His doom came as a constable disguised as a beggar to whom he offered a drink in a tavern; realising the danger, he whistled in vain for Winnie who was already killed in her stable. His fate is unrecorded, but he achieved immortality as a character who won a king’s pardon in the Exmoor novel Lorna Doone and fond recollections of his gentlemanly nature have been passed down local generations.

John Fall

Watching Place, a lonely Dartmoor crossroads near North Bovey, is now peaceful, but it was once the main route from Exeter to Tavistock. There’s strong evidence the name originates from a highwayman, John Fall, who lurked here, watching for travellers to accost. Others believe a gallows stood here and the connections of convicted highwaymen watched and waited to cut down the bodies, left as a warning to would-be robbers.

Whatever the facts, there’s little doubt that the area was a highwayman’s haunt. There are several accounts of a ghostly cloaked figure standing by the granite cross, empty eye sockets fixed on the road ahead, sometimes manifesting itself as a disembodied hand which grabs the bridles of passing horses. Animals, especially horses, are reluctant to pass the crossroads.

Tom King

In the 18th century sleepy Rackenford, near Tiverton, enjoyed the regular visits of a wealthy young stranger who spent lavishly at the Stag Inn on food, drink and entertainment. Much later, villagers discovered they’d hosted the West Country highwayman who was tempted away by Dick Turpin to rob wealthy merchants around London.

All went well until the two highwaymen were accosted by Bow Street Runners and in the melee Turpin accidentally shot Tom King who died by the roadside. His ghost returned to the Stag Inn where he rides into the courtyard, strides into the bar and looks furtively out of the porch.

Jack Witherington

Witherington was one of five brothers, all eventually hanged. He won fame in the 17th century for his courage and duelling skills on joining a military regiment, until he was expelled from the regiment for challenging his Captain. He bought a good horse with the spoils of gaming and turned highwayman.

His subsequent career was prolific and audacious, until he sought refuge in an old inn near Chudleigh, now The Highwayman’s Haunt. He was eventually discovered in the chimney breast and hung at Newgate.
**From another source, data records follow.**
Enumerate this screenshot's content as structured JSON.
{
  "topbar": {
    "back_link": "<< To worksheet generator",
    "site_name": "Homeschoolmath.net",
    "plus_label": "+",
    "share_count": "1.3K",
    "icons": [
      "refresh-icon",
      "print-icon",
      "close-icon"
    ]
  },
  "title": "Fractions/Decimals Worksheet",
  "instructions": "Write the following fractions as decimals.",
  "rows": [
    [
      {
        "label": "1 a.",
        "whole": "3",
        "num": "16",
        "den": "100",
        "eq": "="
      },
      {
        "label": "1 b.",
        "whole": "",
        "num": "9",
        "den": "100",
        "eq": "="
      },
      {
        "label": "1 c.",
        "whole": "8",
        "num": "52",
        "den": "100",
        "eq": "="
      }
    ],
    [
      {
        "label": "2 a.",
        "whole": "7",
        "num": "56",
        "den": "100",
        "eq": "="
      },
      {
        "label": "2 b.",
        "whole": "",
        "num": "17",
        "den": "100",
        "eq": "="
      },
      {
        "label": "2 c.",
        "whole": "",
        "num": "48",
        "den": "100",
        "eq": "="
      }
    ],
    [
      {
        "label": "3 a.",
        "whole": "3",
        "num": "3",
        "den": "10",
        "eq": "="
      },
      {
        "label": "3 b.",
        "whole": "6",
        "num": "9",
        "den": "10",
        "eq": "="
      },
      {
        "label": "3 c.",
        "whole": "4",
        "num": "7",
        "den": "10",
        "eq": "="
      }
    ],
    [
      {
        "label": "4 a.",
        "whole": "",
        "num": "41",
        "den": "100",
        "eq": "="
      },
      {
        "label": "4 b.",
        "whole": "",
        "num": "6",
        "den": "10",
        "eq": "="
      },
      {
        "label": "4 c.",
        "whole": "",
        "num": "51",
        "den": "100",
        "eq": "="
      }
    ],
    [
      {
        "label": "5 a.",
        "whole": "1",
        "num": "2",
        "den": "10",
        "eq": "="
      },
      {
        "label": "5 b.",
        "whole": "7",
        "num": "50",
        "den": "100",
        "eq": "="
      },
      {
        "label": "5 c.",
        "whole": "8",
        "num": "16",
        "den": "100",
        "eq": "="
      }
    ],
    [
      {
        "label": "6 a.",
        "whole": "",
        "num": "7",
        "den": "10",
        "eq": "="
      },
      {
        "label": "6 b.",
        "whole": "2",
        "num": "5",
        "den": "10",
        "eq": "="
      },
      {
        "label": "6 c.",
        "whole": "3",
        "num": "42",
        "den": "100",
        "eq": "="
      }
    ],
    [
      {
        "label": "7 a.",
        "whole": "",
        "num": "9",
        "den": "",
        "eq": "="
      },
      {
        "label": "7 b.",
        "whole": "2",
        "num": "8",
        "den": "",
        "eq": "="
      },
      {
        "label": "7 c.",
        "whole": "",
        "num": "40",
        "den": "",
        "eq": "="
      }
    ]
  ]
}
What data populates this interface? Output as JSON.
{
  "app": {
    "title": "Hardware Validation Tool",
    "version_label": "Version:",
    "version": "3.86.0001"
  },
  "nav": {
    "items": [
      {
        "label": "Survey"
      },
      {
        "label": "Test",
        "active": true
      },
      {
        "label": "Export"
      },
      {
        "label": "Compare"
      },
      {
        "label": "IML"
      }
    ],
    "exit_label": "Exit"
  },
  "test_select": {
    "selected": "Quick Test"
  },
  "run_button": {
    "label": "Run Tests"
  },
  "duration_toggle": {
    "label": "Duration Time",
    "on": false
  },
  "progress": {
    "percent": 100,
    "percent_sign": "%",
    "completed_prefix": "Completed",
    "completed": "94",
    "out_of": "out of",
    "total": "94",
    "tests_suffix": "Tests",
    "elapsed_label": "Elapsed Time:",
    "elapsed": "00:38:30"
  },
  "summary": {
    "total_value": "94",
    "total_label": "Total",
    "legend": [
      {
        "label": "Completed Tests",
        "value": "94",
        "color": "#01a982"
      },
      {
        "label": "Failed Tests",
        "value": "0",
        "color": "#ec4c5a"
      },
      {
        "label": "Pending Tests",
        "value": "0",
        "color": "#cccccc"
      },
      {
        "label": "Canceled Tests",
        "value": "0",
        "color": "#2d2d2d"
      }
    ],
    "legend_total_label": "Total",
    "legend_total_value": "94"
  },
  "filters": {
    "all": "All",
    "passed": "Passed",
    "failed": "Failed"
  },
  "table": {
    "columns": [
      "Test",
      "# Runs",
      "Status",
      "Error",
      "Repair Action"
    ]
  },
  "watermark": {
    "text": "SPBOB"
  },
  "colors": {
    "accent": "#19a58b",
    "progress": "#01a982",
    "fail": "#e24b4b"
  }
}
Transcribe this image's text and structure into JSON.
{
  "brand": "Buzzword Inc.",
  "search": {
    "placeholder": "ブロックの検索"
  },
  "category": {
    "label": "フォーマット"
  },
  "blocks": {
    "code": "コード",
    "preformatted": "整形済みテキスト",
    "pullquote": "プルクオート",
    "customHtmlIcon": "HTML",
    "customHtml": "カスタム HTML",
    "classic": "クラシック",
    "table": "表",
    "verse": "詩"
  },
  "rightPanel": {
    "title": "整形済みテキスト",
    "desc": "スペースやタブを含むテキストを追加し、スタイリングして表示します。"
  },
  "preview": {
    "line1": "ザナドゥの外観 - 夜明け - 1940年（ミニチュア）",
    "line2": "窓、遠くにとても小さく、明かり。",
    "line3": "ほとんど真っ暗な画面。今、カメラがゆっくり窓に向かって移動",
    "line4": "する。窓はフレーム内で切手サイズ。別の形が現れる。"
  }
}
John Barnes

Barnes was a taverner and Presbyterian, apparently a sober family man until he took on an inn in Cullompton. There he threw off the ‘religious mask’ and became embroiled in ‘debt and evil courses’. One of his creditors was a blacksmith, whom he convinced to join him in robbing the Exeter carrier en route to London.

Together with a woolcomber, they held up the carrier and galloped home to Cullompton with £600. They’d been identified, but were able to escape from Exeter Gaol after the blacksmith released their fetters with a file secreted about his person. Two, including Barnes, were recaptured and he confessed a litany of other offences at his execution.

… and finally – The Highwayman Inn (suitably haunted)

In a lonely spot near Sourton on the edge of Dartmoor, this ancient inn is said to be haunted and, for all its warm welcome, it’ll send shivers down your spine. The porch is the old Okehampton to Launceston stagecoach, bars are fashioned from treetrunks and coins glitter in every crevice, wedged there to appease the Dartmoor fairyfolk. It quite possibly is the most unusual pub in Britain.

Take a look at our Devon cottages, all safe havens from the enduring mystery.